In addition to the exhibit, The Betts House hosted periodic special Saturday activities, Family Fun Saturdays. These activities for children and families included hands-on programs on roofing and other trades as well as story times and craft activities.Traveling Exhibits
The Betts House makes its past exhibits available for loan to museums, historic sites, libraries, community centers, cultural centers, and other venues.
Bricks, Barrel Vaults & Beer: The Architectural Legacy of Cincinnati Breweries
The Big Shake: How the 1811-1812 New Madrid Earthquakes Rocked the Ohio River Valley (Available for loan)
From Tenements to Townhouses: Multi-Family Housing in Cincinnati (Available for loan)
Great Cincinnati Families at Home (Available for loan)
More Great Cincinnati Families at Home (Available for loan)
Endangered Cincinnati: Can These Buildings Be Saved (Available for loan)
Lost Cincinnati: Why Buildings Die (Available for loan)
Cincinnati's Decorative Iron Age (Available for loan)
For more on travelling exhibits, click here.
Other Past Exhibits
Build It!* May 19- Aug. 22, 2015
Bricks, Barrel Vaults & Beer: The Architectural Legacy of Cincinnati Breweries+*: Back for Another Round! January 10- May 7, 2015
Build It!* April 12-August 23, 2014
Bricks, Barrel Vaults & Beer: The Architectural Legacy of Cincinnati Breweries+*, Oct. 12 - March 27, 2014
ArchiteXploration* August 24- October 3, 2013
Build It!*, April 13 - July 27, 2013
Forward Into The Past*, January 12 - February 28, 2013
Urban Landscapes*, October 13 - November 29, 2012
Green Building Signage Project*, September 29 – October 9, 2012
Soul of the City*, August 11 - September 22, 2012
Cincinnati Vibrant Visions*, June 9 - July 14, 2012
The Big Shake: How the 1811-1812 New Madrid Earthquakes Rocked the Ohio River Valley+, September 23, 2011 - May 31, 2012
Cincinnati Modernism*, August 13 - September 15, 2011
Style & Whimsy - An exhibit of student work from St. Ursula Academy*, July 8 - August 4, 2011
The Art of Alan Grizzell: Over the Rhine*, May 7 – June 30, 2011
Vanishing Cincinnati*, February 12 – April 23, 2011
Picturing a Healthy Girl*, January 29 - February 10, 2011
Recent Paintings by Marcia Alscher*, November 27, 2010 – January 6, 2011
From Queen City to Porkopolis: Prints of Cincinnati, 1860 – 1890*, October 2 – November 18, 2010
From Tenements to Townhouses: Multi-Family Housing in Cincinnati+, April 17 – September 30, 2010
HOME WORK: An Exhibit of New Work by VisuaLingual*, February 20 – April 8, 2010
Exploring Cincinnati*, October 3 – November 19, 2009
More Great Cincinnati Families at Home+, April 25 through September 30, 2009

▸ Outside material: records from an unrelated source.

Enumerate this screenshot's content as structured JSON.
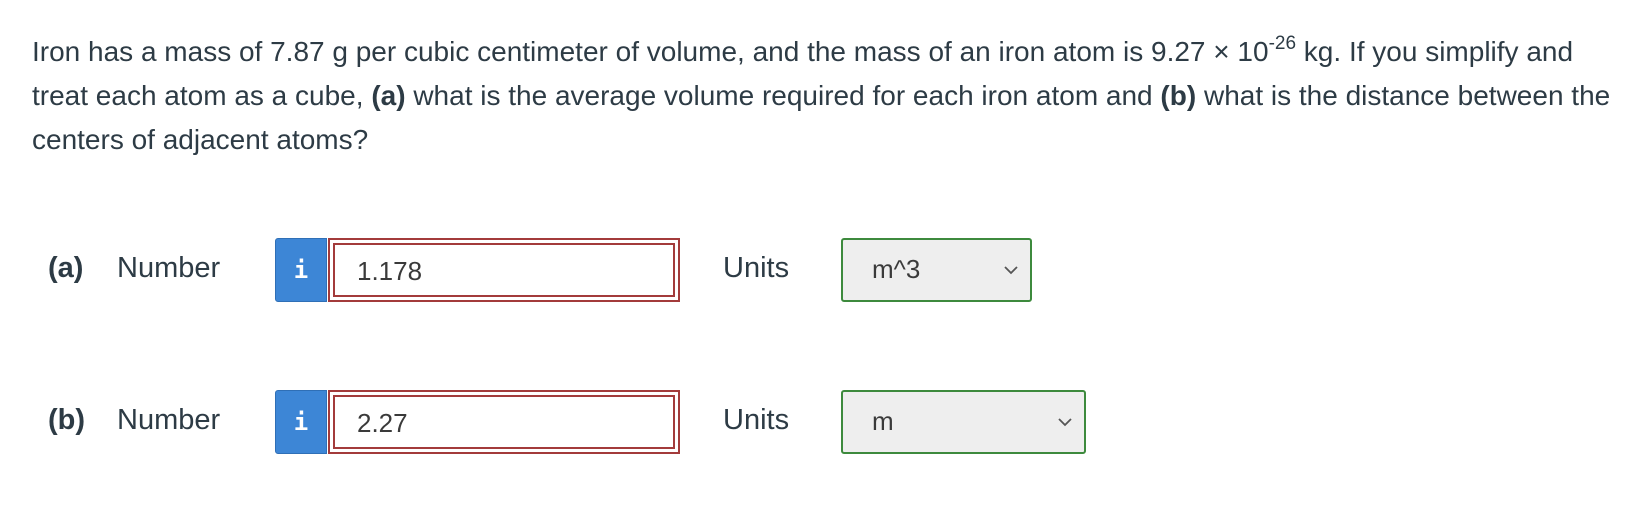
{
  "question": {
    "text_1": "Iron has a mass of 7.87 g per cubic centimeter of volume, and the mass of an iron atom is 9.27 × 10",
    "exponent": "-26",
    "text_2": " kg. If you simplify and treat each atom as a cube, ",
    "part_a_marker": "(a)",
    "text_3": " what is the average volume required for each iron atom and ",
    "part_b_marker": "(b)",
    "text_4": " what is the distance between the centers of adjacent atoms?"
  },
  "parts": [
    {
      "label": "(a)",
      "number_label": "Number",
      "info_icon": "i",
      "value": "1.178",
      "units_label": "Units",
      "unit_selected": "m^3"
    },
    {
      "label": "(b)",
      "number_label": "Number",
      "info_icon": "i",
      "value": "2.27",
      "units_label": "Units",
      "unit_selected": "m"
    }
  ],
  "colors": {
    "text": "#2d3b45",
    "info_button": "#3d86d6",
    "incorrect_border": "#a33b3b",
    "select_border": "#3d8a3d",
    "select_bg": "#eeeeee"
  }
}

Cincinnati: A Glimpse from the Past*, January 6 – March 31, 2009
Great Cincinnati Families at Home+, May 16 through October 31, 2008
Endangered Cincinnati+, 2006
Lost Cincinnati+, 2005
The Changing Cultural Landscape of the West End+, 2004
George Washington: Architect*, 2003
Windows of Change+, 2000The Comforts of Home? Fireplaces in the 19th Century House+, 1999
Cincinnati’s Decorative Iron age: Defining Space+, 1998
A Permanent Bond: Bricks in Cincinnati before 1840+, 1997
Urban Archaeology at Betts-Longworth+, 1996
+ created by the Betts House * hosted by the Betts House